Why do we ask questions to animals knowing full and well they won't answer? Why do I feel it necessary to speak to a bird that is clearly barely able to process the bulk in front of it and wondering if this bulk would kill it?

The frozen grass crackled under my feet as I walked to the bird feeder. Sudden tapping on the window drew me back as my dad pointed to the bird. It had moved about an inch.

"It opened its wings. I'm not sure if the left one is OK." I stared down at the bird and didn't see any blood between the hop it took. Going back to the feeder, I grabbed some seeds and put it in front of the blinking bird. It ignored them.

"Dad, can you Google what to do?" 

"Yeah, come back inside."


As we crowded by the window, my dad quickly read off to me what he found on Google.

"Don't touch the bird." Oops.

"Most likely the bird is stunned and needs time to recover. Leave it be. If it is in an unsafe place, gently place it in a box with a lid or a towel on top. Make sure it has enough space to span its wings. If it shows sign of a broken limb, take it in the box to a wildlife rehabilitation center."

"Is it safe there?

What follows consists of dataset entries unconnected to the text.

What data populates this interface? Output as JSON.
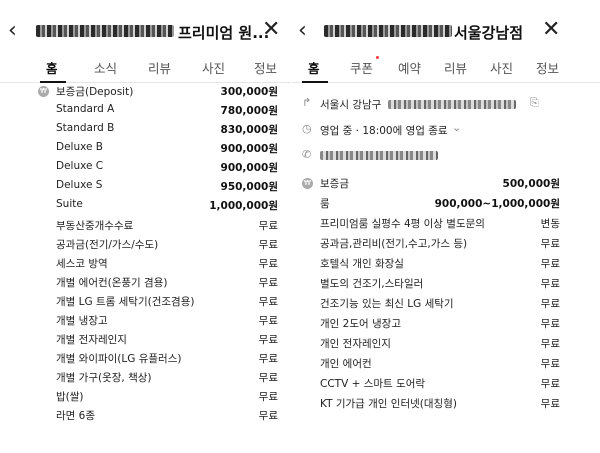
{
  "left": {
    "title": "프리미엄 원...",
    "tabs": [
      "홈",
      "소식",
      "리뷰",
      "사진",
      "정보"
    ],
    "deposit": {
      "label": "보증금(Deposit)",
      "value": "300,000원"
    },
    "rooms": [
      {
        "label": "Standard A",
        "value": "780,000원"
      },
      {
        "label": "Standard B",
        "value": "830,000원"
      },
      {
        "label": "Deluxe B",
        "value": "900,000원"
      },
      {
        "label": "Deluxe C",
        "value": "900,000원"
      },
      {
        "label": "Deluxe S",
        "value": "950,000원"
      },
      {
        "label": "Suite",
        "value": "1,000,000원"
      }
    ],
    "options": [
      {
        "label": "부동산중개수수료",
        "value": "무료"
      },
      {
        "label": "공과금(전기/가스/수도)",
        "value": "무료"
      },
      {
        "label": "세스코 방역",
        "value": "무료"
      },
      {
        "label": "개별 에어컨(온풍기 겸용)",
        "value": "무료"
      },
      {
        "label": "개별 LG 트롬 세탁기(건조겸용)",
        "value": "무료"
      },
      {
        "label": "개별 냉장고",
        "value": "무료"
      },
      {
        "label": "개별 전자레인지",
        "value": "무료"
      },
      {
        "label": "개별 와이파이(LG 유플러스)",
        "value": "무료"
      },
      {
        "label": "개별 가구(옷장, 책상)",
        "value": "무료"
      },
      {
        "label": "밥(쌀)",
        "value": "무료"
      },
      {
        "label": "라면 6종",
        "value": "무료"
      }
    ]
  },
  "right": {
    "title": "서울강남점",
    "tabs": [
      "홈",
      "쿠폰",
      "예약",
      "리뷰",
      "사진",
      "정보"
    ],
    "address": "서울시 강남구",
    "hours": "영업 중 · 18:00에 영업 종료",
    "deposit": {
      "label": "보증금",
      "value": "500,000원"
    },
    "room": {
      "label": "룸",
      "value": "900,000~1,000,000원"
    },
    "items": [
      {
        "label": "프리미엄룸 실평수 4평 이상 별도문의",
        "value": "변동"
      },
      {
        "label": "공과금,관리비(전기,수고,가스 등)",
        "value": "무료"
      },
      {
        "label": "호텔식 개인 화장실",
        "value": "무료"
      },
      {
        "label": "별도의 건조기,스타일러",
        "value": "무료"
      },
      {
        "label": "건조기능 있는 최신 LG 세탁기",
        "value": "무료"
      },
      {
        "label": "개인 2도어 냉장고",
        "value": "무료"
      },
      {
        "label": "개인 전자레인지",
        "value": "무료"
      },
      {
        "label": "개인 에어컨",
        "value": "무료"
      },
      {
        "label": "CCTV + 스마트 도어락",
        "value": "무료"
      },
      {
        "label": "KT 기가급 개인 인터넷(대칭형)",
        "value": "무료"
      }
    ]
  },
  "icons": {
    "back": "chevron-left-icon",
    "close": "close-icon",
    "deposit": "coin-icon",
    "address": "direction-arrow-icon",
    "hours": "clock-icon",
    "phone": "phone-icon",
    "copy": "copy-icon",
    "chevron": "chevron-down-icon"
  },
  "colors": {
    "coupon_dot": "#ff3b3b",
    "divider": "#e6e6e6"
  }
}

Is it too cold in the shade? Where is one of those near us?"

"I don't know. It says don't feed it." My dad held back a smile as he stared at me over his reading glasses. Oops again. 

My mom wandered over at this time and asked what was going on. Now the trembling bird had three giant audience members along with a cat peering out from a chair. 

"We should probably give it space," she said backing away from the window.

"Apparently I've done everything I'm not supposed to to help," I informed her.

"Here we go," my dad interrupted. "It says the majority of birds that hit windows end up dying either from the shock or a sustained injury, oftentimes internal. Make sure to dispose of the body properly."

We assumed this meant throwing it out in the woods at the edge of the yard, but soon were read specific instructions about putting the carcass in a plastic bag and avoiding leaving it out for predators. My chest tightened and suddenly how my day was going to be depended on how this tiny bird recovered. 

"It can take up to two hours for it to come out of shock."

"I guess we just have to wait and see then," my mom said.

Two hours was going to be a long time. Already I had a hard time staying far enough away from the window that my breath didn't fog on the glass. Two hours was also long enough to forget  I didn't lock the patio door. 

Quickly stepping into the covered porch, I went to the screen door ready to lock it. I heard a rustling noise that seemed to be coming from the covered grill sitting between the door and the bird. Opening the door and stepping back into the snow I peered around the grill. Suddenly the shocked finch flew off toward the woods in a flurry. Just like that the drama was over.

I closed the patio door and locked it. Walking back inside I told them the news, happy we didn't have to deal with a carcass even if I had scared it into recovery. My day could continue in peace. 

As I slid off my coat and inspected my slippers to ensure they were not wet from the snow, I couldn't help but ponder how my meddling did nothing. I could have been listening to music in my room, unaware of the stupid bird and nothing would have changed. And why should that bird suddenly mean so much when there are thousands that hit windows and many that don't survive? I wanted so much to keep the world I see and encounter free of pain and in its state of peace that it may not matter that this could have happened at a house two doors down, but the fact that it happened in my presence that made me care. I suppose though, if I was a bird and hit a window and someone was there to care, I would rather they care than they stay back in apathy.